Step 5: Create Killer Content
You’ve heard the phrase: Content is king.
This is especially important when you’re trying to rank a non-branded website. Because your rank and rent site doesn’t have any brand authority (yet), you need to be sure that the words on each of your pages builds in strong keywords, is laser-focused on the user, and provides helpful information.
Start by creating your core pages. Your Homepage, About Us page, and the pages for your niche’s main services absolutely must be included on your website. These pages will bring in the most traffic and the most potential qualified leads, so making sure they are well-written and fully optimized is important.
Once you’ve got those pages nailed down, consider creating some blog posts.
You can always add more as you go along to help improve your site’s rankings and visibility, but getting a few informative, interesting, relevant pieces can help you gain some ground quickly.

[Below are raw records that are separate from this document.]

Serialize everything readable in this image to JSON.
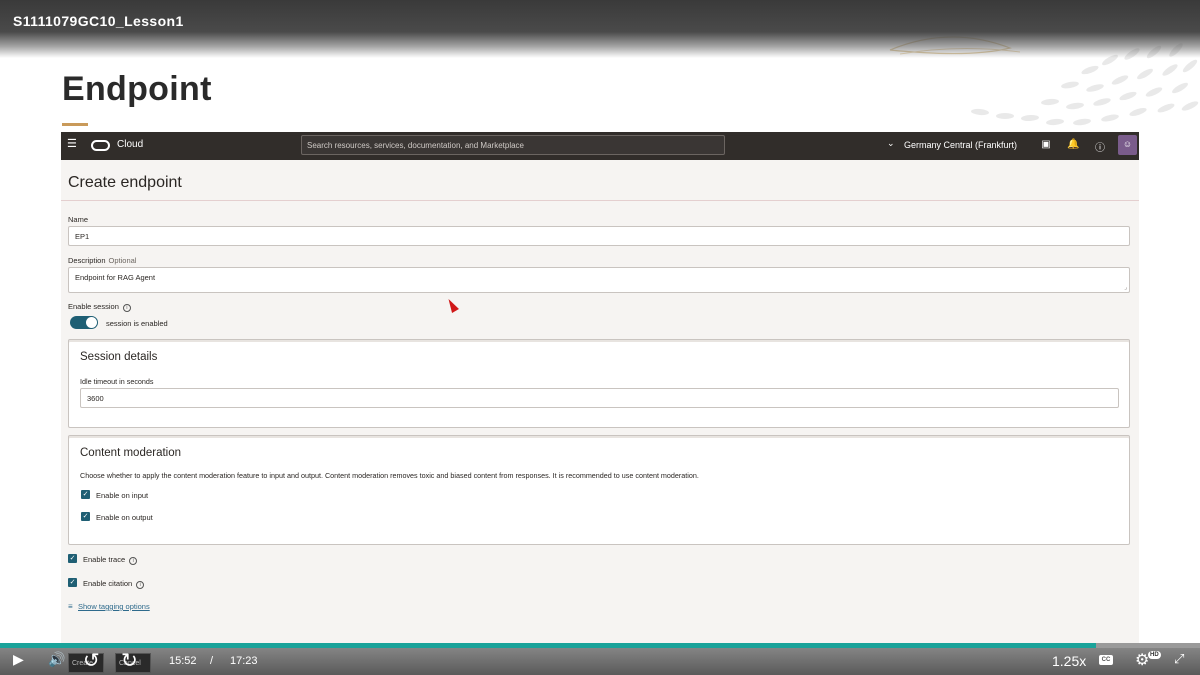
{
  "video": {
    "title": "S1111079GC10_Lesson1",
    "current_time": "15:52",
    "separator": "/",
    "duration": "17:23",
    "progress": 0.913,
    "speed": "1.25x",
    "hd_badge": "HD",
    "cc_label": "CC",
    "overlay_left": "Create",
    "overlay_right": "Cancel",
    "accent_color": "#1aa39a"
  },
  "slide": {
    "title": "Endpoint",
    "accent_color": "#c99a5a"
  },
  "console": {
    "nav": {
      "brand": "Cloud",
      "search_placeholder": "Search resources, services, documentation, and Marketplace",
      "region": "Germany Central (Frankfurt)",
      "icons": [
        "menu-icon",
        "cloud-shell-icon",
        "bell-icon",
        "help-icon",
        "user-icon"
      ]
    },
    "heading": "Create endpoint",
    "name_label": "Name",
    "name_value": "EP1",
    "description_label": "Description",
    "description_optional": "Optional",
    "description_value": "Endpoint for RAG Agent",
    "enable_session_label": "Enable session",
    "session_toggle_text": "session is enabled",
    "session_details": {
      "title": "Session details",
      "idle_label": "Idle timeout in seconds",
      "idle_value": "3600"
    },
    "content_moderation": {
      "title": "Content moderation",
      "description": "Choose whether to apply the content moderation feature to input and output. Content moderation removes toxic and biased content from responses. It is recommended to use content moderation.",
      "input_label": "Enable on input",
      "output_label": "Enable on output"
    },
    "enable_trace_label": "Enable trace",
    "enable_citation_label": "Enable citation",
    "tagging_link": "Show tagging options",
    "toggle_color": "#1f5f74",
    "link_color": "#2e6a8c"
  }
}
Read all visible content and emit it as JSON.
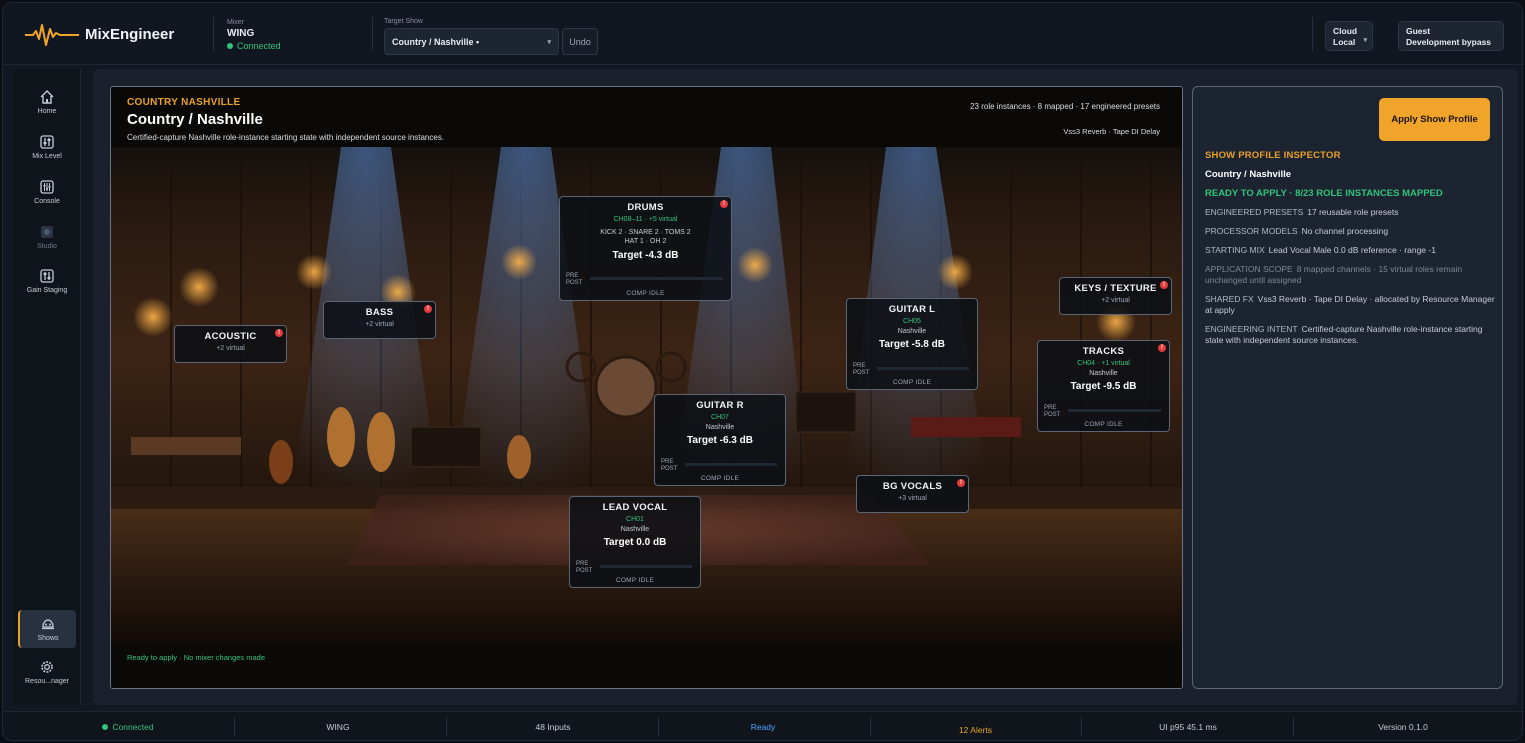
{
  "app": {
    "name": "MixEngineer"
  },
  "mixer": {
    "label": "Mixer",
    "name": "WING",
    "status": "Connected"
  },
  "target": {
    "label": "Target Show",
    "value": "Country / Nashville •",
    "undo": "Undo"
  },
  "cloud": {
    "line1": "Cloud",
    "line2": "Local"
  },
  "user": {
    "line1": "Guest",
    "line2": "Development bypass"
  },
  "sidebar": {
    "items": [
      {
        "label": "Home",
        "icon": "home-icon"
      },
      {
        "label": "Mix Level",
        "icon": "mix-level-icon"
      },
      {
        "label": "Console",
        "icon": "console-icon"
      },
      {
        "label": "Studio",
        "icon": "studio-icon"
      },
      {
        "label": "Gain Staging",
        "icon": "gain-staging-icon"
      },
      {
        "label": "Shows",
        "icon": "shows-icon"
      },
      {
        "label": "Resou...nager",
        "icon": "gear-icon"
      }
    ]
  },
  "show": {
    "genre": "COUNTRY NASHVILLE",
    "title": "Country / Nashville",
    "description": "Certified-capture Nashville role-instance starting state with independent source instances.",
    "stats": "23 role instances · 8 mapped · 17 engineered presets",
    "fx": "Vss3 Reverb · Tape DI Delay",
    "footer": "Ready to apply · No mixer changes made"
  },
  "roles": {
    "drums": {
      "name": "DRUMS",
      "channel": "CH08–11 · +5 virtual",
      "instances1": "KICK 2 · SNARE 2 · TOMS 2",
      "instances2": "HAT 1 · OH 2",
      "target": "Target -4.3 dB",
      "pre": "PRE",
      "post": "POST",
      "comp": "COMP IDLE",
      "alert": "!"
    },
    "bass": {
      "name": "BASS",
      "sub": "+2 virtual",
      "alert": "!"
    },
    "acoustic": {
      "name": "ACOUSTIC",
      "sub": "+2 virtual",
      "alert": "!"
    },
    "guitar_l": {
      "name": "GUITAR L",
      "channel": "CH05",
      "region": "Nashville",
      "target": "Target -5.8 dB",
      "pre": "PRE",
      "post": "POST",
      "comp": "COMP IDLE"
    },
    "keys": {
      "name": "KEYS / TEXTURE",
      "sub": "+2 virtual",
      "alert": "!"
    },
    "tracks": {
      "name": "TRACKS",
      "channel": "CH04 · +1 virtual",
      "region": "Nashville",
      "target": "Target -9.5 dB",
      "pre": "PRE",
      "post": "POST",
      "comp": "COMP IDLE",
      "alert": "!"
    },
    "guitar_r": {
      "name": "GUITAR R",
      "channel": "CH07",
      "region": "Nashville",
      "target": "Target -6.3 dB",
      "pre": "PRE",
      "post": "POST",
      "comp": "COMP IDLE"
    },
    "bg_vocals": {
      "name": "BG VOCALS",
      "sub": "+3 virtual",
      "alert": "!"
    },
    "lead_vocal": {
      "name": "LEAD VOCAL",
      "channel": "CH01",
      "region": "Nashville",
      "target": "Target 0.0 dB",
      "pre": "PRE",
      "post": "POST",
      "comp": "COMP IDLE"
    }
  },
  "inspector": {
    "apply": "Apply Show Profile",
    "heading": "SHOW PROFILE INSPECTOR",
    "name": "Country / Nashville",
    "ready": "READY TO APPLY · 8/23 ROLE INSTANCES MAPPED",
    "presets_k": "ENGINEERED PRESETS",
    "presets_v": "17 reusable role presets",
    "processor_k": "PROCESSOR MODELS",
    "processor_v": "No channel processing",
    "mix_k": "STARTING MIX",
    "mix_v": "Lead Vocal Male 0.0 dB reference · range -1",
    "scope_k": "APPLICATION SCOPE",
    "scope_v": "8 mapped channels · 15 virtual roles remain unchanged until assigned",
    "fx_k": "SHARED FX",
    "fx_v": "Vss3 Reverb · Tape DI Delay · allocated by Resource Manager at apply",
    "intent_k": "ENGINEERING INTENT",
    "intent_v": "Certified-capture Nashville role-instance starting state with independent source instances."
  },
  "status": {
    "connected": "Connected",
    "mixer": "WING",
    "inputs": "48 Inputs",
    "ready": "Ready",
    "alerts": "12 Alerts",
    "perf": "UI p95 45.1 ms",
    "version": "Version 0.1.0"
  },
  "colors": {
    "accent": "#e9a125",
    "ok": "#34c27a",
    "alert": "#e23b3b",
    "info": "#4aa3ff"
  }
}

Adding engaging elements, including images, video, infographics, and downloadable assets can help your content get more traffic and shares, ultimately making your site more successful.

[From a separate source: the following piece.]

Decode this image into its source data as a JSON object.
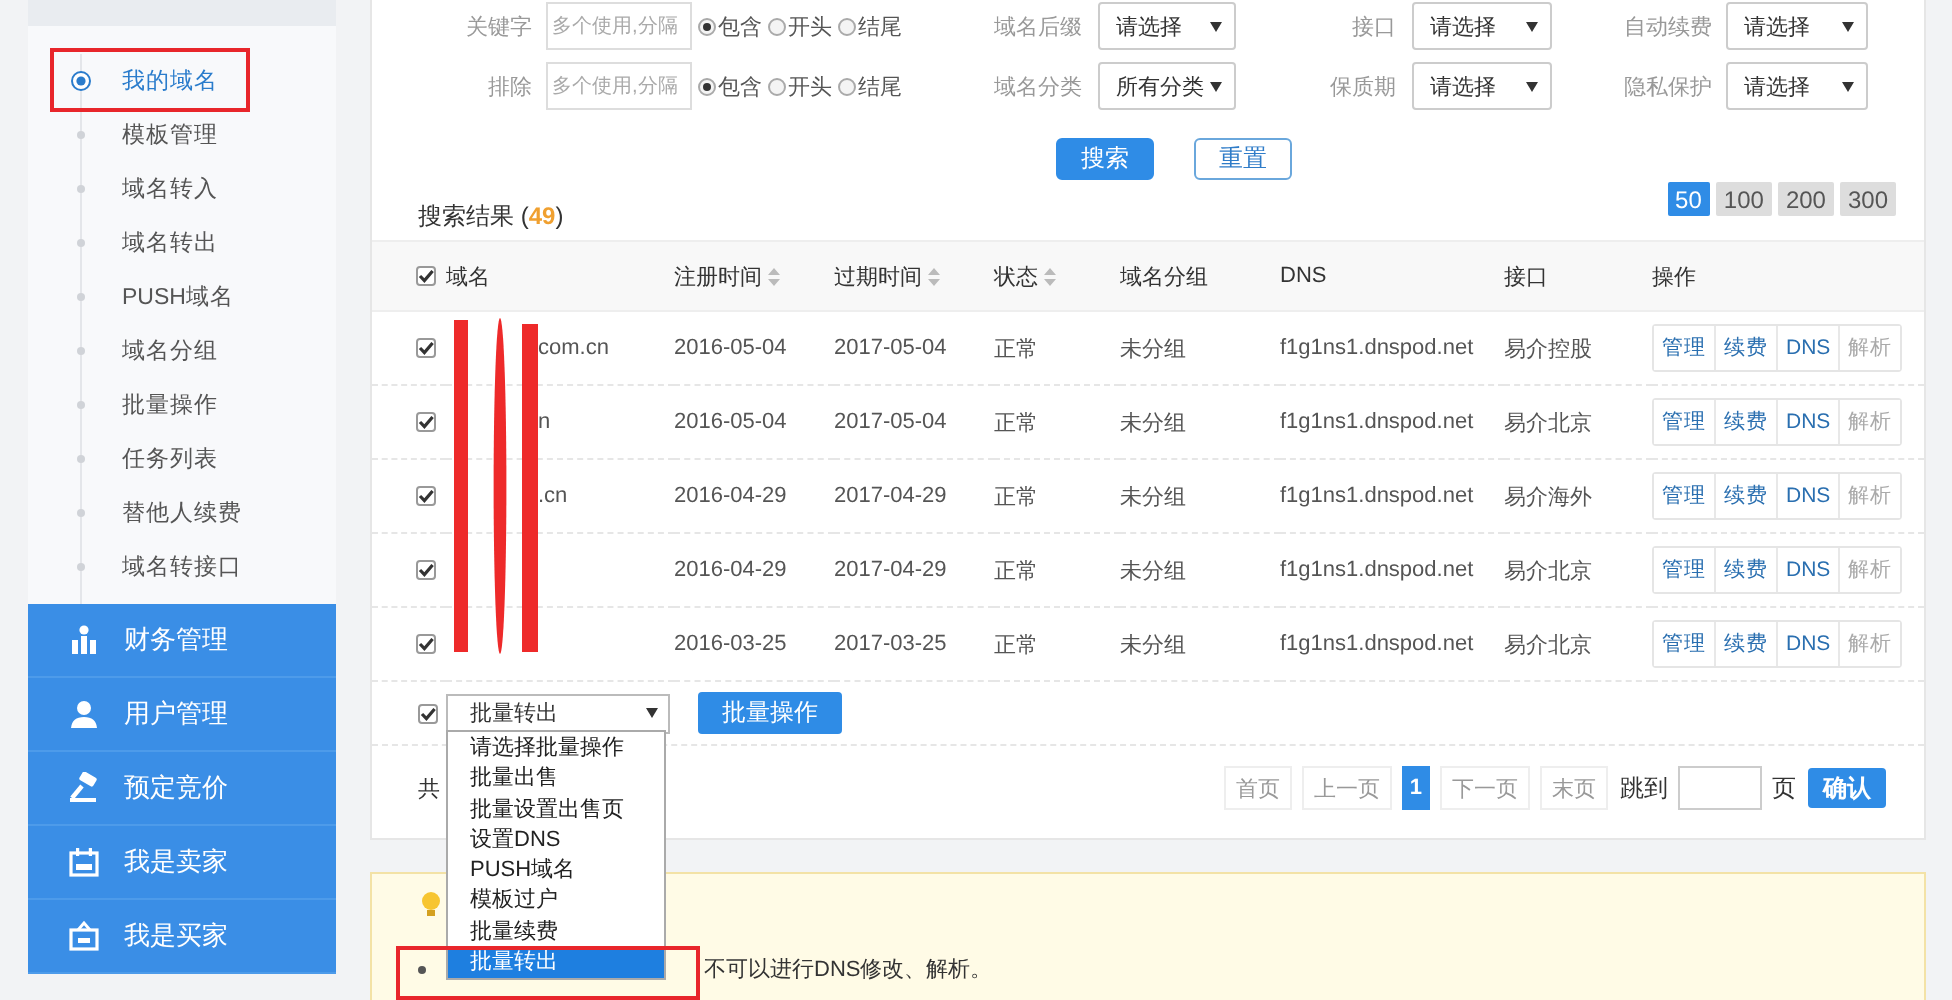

Step 6: Build Backlinks
A strong backlink profile is one of the fastest ways to help your website gain authority, helping you climb the rankings.
Backlinks occur when other websites link to your site, whether that link be to your homepage, a services page, or a blog post. When another site links to you, Google sees that as a small vote of confidence in your site, meaning that other website found your content interesting or informative enough to include a backlink.
We’ve written a great post on how to analyze backlinks with Raven Tools, for those interested in how to best use Raven to accomplish this particular step.
Here are some places you can explore when looking to build your backlink profile:
- Resources pages on other websites
- Review sites
- Social media profiles
Because your site is not yet branded, many sources of backlinks aren’t yet open to you. However, you can still create an outreach plan for some backlink sources and work to build a solid profile you can hand over to the site’s renter.
Step 7: Rent It Out
Once you’ve got some solid traffic flowing to the site and you’ve seen some rise in the rankings, it’s time to rent your site out to a local business owner.
Do a bit of research on the local businesses in your niche and geolocation you’ve been targeting. Find businesses that have poor-quality, low-ranking websites, or no websites at all, and give them a call.
Tell them about the great new website you’ve created, and how it comes ready-made with content and a steady stream of traffic and leads. Show the business owner how your offering can greatly benefit their business, and that your rental fee is truly a steal over what building and ranking a site themselves would cost.
If you do not find a buyer among the lower-ranking businesses, try going a little farther up the chain. Sometimes, businesses that rank on the second page of the SERPs understand the value of a high-ranking website but they haven’t been able to crack the front page. It may be easier to make a sale in this crowd.
A Note on Pricing Your Rank and Rent Site:
The price you charge to rent out your site is going to depend greatly on the niche and the overall lifetime value of a lead. If you chose a niche that isn’t highly competitive or has a low lead value, your site will be worth less than a high-competition, high-cost niche. Do some research on your individual niche before making calls to local businesses.
Step Up Your SEO Game with Rank & Rent
The rank and rent model of SEO is gaining ground within the community, as many SEO professionals see the opportunity to practice their skills while making better, easier money than doing straight client work.
While the method isn’t fast and it isn’t fool-proof, by being careful with the type of site you create and working hard to make the site as ready for rental as possible, you can provide yourself with a steady income without having to do daily client SEO work again.
Analyze over 20 different technical SEO issues and create to-do lists for your team while sending error reports to your client.